Beth Hawkins, MinnPost, August 19, 2013 – Have you ever wondered what Minneapolis’ hottest education polemics look like to an outsider? If you’re a close follower of the discussion locally about gaps — in achievement, opportunity and capacity — you’re going to want to go set your DVR for “Great Expectations” later this month.
It turns out Soledad O’Brien and CNN have had a TV crew here for the last year in the network of schools operated by Harvest Prep founder Eric Mahmoud, as well as talking to the adults who have differing ideas on the most effective ways of reaching low-income learners.
The latest episode in O’Brien’s ongoing documentary series “Black in America,” “Great Expectations” will debut at 9 p.m. on Aug. 30. It will focus specifically on the education of black boys, with O’Brien’s crew following several individual children.
If you’ve ever wanted to take a peek inside a school built around a no-excuses culture, this is a golden opportunity. O’Brien isn’t known for pulling punches, and publicity for the episode suggests she puts hard questions both to Mahmoud’s fans and detractors alike.
Series began in 2008
A little background if you’re not familiar with the series: Airing in July 2008, the first two-part “Black in America” installment took a provocative look at the culture of African-American families in the United States. In part because O’Brien asks questions about topics that are infrequently aired before white audiences, it drew a record viewership.
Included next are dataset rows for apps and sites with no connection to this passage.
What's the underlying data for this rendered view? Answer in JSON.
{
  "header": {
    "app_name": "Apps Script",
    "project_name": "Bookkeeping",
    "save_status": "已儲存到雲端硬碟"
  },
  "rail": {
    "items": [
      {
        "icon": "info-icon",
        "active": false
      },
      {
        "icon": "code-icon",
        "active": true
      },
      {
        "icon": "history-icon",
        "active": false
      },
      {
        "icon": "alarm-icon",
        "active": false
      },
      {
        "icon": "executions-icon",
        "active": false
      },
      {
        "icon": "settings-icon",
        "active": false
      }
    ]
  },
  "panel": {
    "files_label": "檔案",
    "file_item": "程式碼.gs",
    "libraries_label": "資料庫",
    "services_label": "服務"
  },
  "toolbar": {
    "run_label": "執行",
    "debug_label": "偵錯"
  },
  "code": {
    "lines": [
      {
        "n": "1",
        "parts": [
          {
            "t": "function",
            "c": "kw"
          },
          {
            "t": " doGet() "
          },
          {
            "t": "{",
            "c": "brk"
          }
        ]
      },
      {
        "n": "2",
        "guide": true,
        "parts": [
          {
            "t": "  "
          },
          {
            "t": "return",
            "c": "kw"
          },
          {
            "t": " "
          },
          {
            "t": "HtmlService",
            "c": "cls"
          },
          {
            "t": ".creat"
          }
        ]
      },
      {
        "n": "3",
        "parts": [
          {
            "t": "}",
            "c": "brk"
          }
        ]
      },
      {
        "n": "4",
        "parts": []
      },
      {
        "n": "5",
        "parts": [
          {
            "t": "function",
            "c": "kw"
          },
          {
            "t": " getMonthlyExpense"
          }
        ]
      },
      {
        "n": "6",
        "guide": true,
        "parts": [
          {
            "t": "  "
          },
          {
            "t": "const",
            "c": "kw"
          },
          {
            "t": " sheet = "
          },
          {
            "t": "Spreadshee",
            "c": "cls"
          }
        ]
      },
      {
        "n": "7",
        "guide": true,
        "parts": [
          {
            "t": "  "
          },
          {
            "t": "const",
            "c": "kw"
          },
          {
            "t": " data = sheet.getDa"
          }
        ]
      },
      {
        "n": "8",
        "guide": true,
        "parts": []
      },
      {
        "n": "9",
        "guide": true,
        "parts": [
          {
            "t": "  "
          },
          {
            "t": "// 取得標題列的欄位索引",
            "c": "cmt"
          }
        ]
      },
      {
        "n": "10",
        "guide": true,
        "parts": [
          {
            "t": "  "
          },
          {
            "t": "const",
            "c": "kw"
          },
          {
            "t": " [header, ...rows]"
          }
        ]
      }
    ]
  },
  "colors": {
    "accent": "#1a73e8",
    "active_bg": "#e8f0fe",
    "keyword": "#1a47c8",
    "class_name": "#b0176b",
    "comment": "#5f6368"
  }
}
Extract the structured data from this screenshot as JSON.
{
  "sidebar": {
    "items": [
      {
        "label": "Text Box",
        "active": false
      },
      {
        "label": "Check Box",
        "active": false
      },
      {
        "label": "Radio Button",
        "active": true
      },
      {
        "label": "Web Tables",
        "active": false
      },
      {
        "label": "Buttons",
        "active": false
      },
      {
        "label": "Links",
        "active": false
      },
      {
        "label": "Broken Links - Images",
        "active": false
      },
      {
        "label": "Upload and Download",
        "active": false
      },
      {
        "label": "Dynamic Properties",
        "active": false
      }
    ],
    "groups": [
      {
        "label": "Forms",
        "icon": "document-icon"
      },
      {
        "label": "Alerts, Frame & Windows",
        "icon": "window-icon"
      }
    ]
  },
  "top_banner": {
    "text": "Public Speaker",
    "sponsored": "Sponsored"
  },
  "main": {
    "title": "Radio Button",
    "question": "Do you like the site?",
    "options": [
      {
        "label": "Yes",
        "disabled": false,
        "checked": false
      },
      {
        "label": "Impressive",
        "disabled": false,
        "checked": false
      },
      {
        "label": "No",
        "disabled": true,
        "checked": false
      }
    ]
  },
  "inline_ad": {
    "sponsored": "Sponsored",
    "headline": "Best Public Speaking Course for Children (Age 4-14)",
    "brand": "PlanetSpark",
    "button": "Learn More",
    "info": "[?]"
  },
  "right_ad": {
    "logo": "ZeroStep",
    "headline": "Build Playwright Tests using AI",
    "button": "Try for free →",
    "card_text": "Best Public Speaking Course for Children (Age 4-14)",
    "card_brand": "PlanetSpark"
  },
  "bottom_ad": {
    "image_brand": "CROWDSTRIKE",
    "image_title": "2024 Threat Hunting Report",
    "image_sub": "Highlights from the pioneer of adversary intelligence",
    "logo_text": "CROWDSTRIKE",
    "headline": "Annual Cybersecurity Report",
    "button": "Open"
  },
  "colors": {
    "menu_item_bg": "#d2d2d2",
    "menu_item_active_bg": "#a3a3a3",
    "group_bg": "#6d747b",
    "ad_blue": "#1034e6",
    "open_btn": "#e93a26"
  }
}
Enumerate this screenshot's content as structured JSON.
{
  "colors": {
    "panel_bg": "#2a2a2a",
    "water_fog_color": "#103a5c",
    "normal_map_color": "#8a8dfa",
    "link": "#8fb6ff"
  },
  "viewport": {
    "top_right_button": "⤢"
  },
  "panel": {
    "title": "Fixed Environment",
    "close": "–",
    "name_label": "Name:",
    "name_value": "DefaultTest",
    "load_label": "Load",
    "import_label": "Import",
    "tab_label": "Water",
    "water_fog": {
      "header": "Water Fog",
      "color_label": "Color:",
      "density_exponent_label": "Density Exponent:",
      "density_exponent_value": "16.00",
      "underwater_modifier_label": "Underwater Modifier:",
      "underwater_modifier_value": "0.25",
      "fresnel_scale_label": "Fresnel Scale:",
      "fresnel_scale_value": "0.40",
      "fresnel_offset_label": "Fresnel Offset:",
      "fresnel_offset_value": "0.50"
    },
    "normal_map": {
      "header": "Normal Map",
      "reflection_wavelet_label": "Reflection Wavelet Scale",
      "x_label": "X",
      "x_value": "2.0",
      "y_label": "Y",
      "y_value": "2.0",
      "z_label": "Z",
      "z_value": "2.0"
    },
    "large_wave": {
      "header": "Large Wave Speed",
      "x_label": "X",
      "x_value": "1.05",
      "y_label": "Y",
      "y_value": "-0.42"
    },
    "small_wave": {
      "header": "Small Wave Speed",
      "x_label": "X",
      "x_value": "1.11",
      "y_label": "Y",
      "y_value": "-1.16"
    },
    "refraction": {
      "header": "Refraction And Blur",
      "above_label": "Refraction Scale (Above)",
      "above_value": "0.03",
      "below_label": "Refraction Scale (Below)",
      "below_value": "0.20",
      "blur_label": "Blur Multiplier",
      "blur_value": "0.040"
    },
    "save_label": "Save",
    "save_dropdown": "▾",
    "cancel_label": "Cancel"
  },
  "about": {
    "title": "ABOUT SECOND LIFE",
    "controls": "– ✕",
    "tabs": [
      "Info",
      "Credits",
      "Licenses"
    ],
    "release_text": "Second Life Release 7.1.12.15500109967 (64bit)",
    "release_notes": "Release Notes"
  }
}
If the video trailer that’s available on the series’ Facebook page is any indication, this month’s installment will be no exception. Mahmoud describes both the urgency of the problem and his belief that it’s a bridge-able gap. In the two-minute clip O’Brien goes straight for some of the thorniest questions, asking him whether high-performing charters such as his have re-segregated schools.
Minneapolis Public Schools (MPS) Superintendent Bernadeia Johnson opines that the worst of the gaps involves our collective expectations regarding black boys: “They’ve risen to the level we’ve expected them to,” she tells the camera.
Union leader and charter critic included
Other voices heard include Lynn Nordgren, president of the Minneapolis Federation of Teachers (MFT) and her MFT predecessor and charter critic Robert Panning-Miller.
Executive Director of the African American Leadership Forum and a former MPS board member, Chris Stewart was interviewed, but has yet to learn whether his remarks will be included in the broadcast. Word got out that the crew was here after cameras showed up at a contentious school board meeting and people began demanding a say, he said.
More interesting to him than whether his mug makes the cut is how O’Brien’s choices in terms of topics and subjects have begun linking African-American leaders who have success stories to share throughout the country.
“She seems intent on pursuing this,” said Stewart. “It’s like she’s building this network of African-Americans nationwide who are seeing each other do good work.”